Sinn Féin MLA Karen Mullan also condemned the displays of "hatred and sectarianism" in the Bogside area, saying it was "disgraceful".
"These displays of sectarianism and hate have no place in our society and are not representative of the local community," she said.
"This was in stark contrast to the many excellent community events held throughout the area organised by the Gasyard Féile and supported by community organisations which were widely supported.
"It is time these illegal bonfires which promote hatred come to an end once and for all."
Sinn Féin National Chairperson Declan Kearney said that both Loyalist July bonfires and Republican August bonfires "both represent sectarian hatred. Neither represent celebration of cultural tradition or national identity".
There is absolutely no difference between these August & July bonfires in Derry & Antrim.
Both represent sectarian hatred. Neither represent a celebration of cultural tradition or national identity.
No Irish republican would say otherwise.#StandUpAgainstSectarianism pic.twitter.com/R88V62VhSm
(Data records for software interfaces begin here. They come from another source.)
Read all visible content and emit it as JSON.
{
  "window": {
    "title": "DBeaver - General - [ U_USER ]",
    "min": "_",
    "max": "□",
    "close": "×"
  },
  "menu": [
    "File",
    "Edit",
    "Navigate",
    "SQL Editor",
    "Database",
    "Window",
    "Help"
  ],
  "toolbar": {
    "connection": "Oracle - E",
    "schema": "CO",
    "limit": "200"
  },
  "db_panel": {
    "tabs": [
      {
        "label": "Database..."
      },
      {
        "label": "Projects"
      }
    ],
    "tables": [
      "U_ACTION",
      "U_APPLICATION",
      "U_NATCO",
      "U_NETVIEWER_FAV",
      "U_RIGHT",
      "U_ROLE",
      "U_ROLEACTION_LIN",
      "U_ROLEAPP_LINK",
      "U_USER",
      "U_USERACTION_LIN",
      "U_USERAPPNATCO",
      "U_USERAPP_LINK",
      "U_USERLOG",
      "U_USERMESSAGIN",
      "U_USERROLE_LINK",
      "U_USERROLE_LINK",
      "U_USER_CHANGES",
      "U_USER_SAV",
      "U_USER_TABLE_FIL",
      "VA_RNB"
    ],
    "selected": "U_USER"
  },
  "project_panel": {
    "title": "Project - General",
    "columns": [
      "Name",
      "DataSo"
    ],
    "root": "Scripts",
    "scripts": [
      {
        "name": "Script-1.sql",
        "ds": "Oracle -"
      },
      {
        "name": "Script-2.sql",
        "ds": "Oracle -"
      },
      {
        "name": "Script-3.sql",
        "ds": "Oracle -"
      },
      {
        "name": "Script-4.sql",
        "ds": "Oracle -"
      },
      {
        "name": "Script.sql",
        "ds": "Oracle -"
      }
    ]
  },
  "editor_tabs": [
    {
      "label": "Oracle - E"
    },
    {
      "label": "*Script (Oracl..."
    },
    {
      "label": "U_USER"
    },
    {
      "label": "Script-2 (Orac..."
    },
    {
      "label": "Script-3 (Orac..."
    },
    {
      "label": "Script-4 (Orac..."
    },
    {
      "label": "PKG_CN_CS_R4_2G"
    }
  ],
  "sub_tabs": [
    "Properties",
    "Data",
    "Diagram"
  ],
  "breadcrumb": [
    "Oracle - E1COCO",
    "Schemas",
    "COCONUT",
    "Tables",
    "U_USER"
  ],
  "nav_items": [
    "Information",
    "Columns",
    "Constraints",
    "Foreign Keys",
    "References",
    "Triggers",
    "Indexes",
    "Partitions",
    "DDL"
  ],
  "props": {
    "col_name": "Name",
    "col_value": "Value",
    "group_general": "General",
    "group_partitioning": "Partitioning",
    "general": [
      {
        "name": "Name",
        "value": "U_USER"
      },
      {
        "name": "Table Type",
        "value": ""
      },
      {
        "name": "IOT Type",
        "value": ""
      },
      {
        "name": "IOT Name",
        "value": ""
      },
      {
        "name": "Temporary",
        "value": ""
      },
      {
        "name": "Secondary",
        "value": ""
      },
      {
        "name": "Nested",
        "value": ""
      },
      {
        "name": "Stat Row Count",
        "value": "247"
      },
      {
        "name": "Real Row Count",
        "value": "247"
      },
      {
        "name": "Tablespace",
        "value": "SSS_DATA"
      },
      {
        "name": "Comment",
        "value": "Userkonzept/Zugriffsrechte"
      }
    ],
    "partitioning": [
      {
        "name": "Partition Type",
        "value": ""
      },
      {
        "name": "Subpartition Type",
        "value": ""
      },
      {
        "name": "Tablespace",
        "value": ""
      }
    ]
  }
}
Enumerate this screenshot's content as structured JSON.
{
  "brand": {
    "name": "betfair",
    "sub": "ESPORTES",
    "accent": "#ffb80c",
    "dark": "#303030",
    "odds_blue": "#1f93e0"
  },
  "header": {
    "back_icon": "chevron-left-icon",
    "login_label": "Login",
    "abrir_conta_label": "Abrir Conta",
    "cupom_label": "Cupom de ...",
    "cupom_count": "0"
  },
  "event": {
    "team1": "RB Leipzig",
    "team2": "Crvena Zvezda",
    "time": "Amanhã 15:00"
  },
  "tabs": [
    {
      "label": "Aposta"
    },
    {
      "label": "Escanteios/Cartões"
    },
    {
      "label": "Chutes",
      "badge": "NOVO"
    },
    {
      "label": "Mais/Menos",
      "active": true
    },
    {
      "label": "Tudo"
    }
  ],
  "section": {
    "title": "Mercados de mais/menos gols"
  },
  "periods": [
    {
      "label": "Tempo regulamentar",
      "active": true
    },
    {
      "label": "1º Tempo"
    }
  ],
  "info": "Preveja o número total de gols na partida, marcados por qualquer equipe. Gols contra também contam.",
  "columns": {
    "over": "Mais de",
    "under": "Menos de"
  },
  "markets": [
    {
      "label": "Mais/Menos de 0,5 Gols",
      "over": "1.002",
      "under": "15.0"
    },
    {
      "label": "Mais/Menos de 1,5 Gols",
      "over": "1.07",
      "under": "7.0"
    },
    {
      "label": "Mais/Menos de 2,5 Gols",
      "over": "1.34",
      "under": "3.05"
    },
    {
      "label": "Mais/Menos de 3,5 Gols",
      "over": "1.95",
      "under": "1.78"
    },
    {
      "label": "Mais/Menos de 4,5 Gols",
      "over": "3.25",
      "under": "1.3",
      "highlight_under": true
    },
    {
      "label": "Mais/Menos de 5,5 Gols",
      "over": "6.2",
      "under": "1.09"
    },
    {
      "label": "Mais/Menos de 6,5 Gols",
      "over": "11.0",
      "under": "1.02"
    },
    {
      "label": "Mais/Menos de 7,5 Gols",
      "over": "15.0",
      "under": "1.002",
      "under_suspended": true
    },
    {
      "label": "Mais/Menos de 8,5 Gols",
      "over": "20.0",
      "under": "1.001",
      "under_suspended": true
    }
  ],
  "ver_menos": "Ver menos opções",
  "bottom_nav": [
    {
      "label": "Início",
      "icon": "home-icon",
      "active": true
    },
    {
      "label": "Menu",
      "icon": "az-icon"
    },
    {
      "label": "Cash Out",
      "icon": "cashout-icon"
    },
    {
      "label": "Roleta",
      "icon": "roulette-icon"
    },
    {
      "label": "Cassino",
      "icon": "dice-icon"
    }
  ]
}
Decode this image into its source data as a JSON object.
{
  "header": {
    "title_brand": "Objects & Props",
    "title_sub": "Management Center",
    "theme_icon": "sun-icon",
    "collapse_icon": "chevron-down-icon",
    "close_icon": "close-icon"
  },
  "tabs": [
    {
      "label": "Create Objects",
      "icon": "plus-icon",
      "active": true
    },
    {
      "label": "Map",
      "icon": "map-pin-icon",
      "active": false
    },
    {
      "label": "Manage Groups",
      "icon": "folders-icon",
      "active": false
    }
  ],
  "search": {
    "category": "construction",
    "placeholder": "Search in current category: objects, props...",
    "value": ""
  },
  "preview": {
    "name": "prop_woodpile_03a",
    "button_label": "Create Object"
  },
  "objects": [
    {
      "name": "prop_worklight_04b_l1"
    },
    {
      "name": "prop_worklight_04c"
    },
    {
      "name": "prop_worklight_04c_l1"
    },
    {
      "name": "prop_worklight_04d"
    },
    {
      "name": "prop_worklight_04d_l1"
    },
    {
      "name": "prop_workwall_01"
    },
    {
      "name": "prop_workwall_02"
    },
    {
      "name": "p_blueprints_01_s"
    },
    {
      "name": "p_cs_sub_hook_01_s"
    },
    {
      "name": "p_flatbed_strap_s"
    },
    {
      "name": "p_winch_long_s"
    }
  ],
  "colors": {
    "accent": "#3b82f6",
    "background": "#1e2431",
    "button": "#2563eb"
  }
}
— Declan Kearney (@DeclanKearneySF) August 15, 2021
Popular social media page 'Irish Unity', which boasts hundreds of thousands of followers across multiple social media channels, shared the image of the Derry bonfire and said "We all need to move forward free from these towers of hate.
"Wrong in July. Wrong in August."
We all need to move forward free from these towers of hate. Wrong in July. Wrong in August. pic.twitter.com/UnCCEh42O4
— Irish Unity 🇮🇪🇵🇸 (@IrishUnity) August 15, 2021
The PSNI have confirmed they are "aware of a banner that was placed on a bonfire in Meenan Square in the Bogside area of Derry/Londonderry this evening making threats towards police officers and a member of the public".
Chief Superintendent Darrin Jones said: "The display of this material has been perceived as both offensive and distasteful", and confirmed a full investigation will be carried out.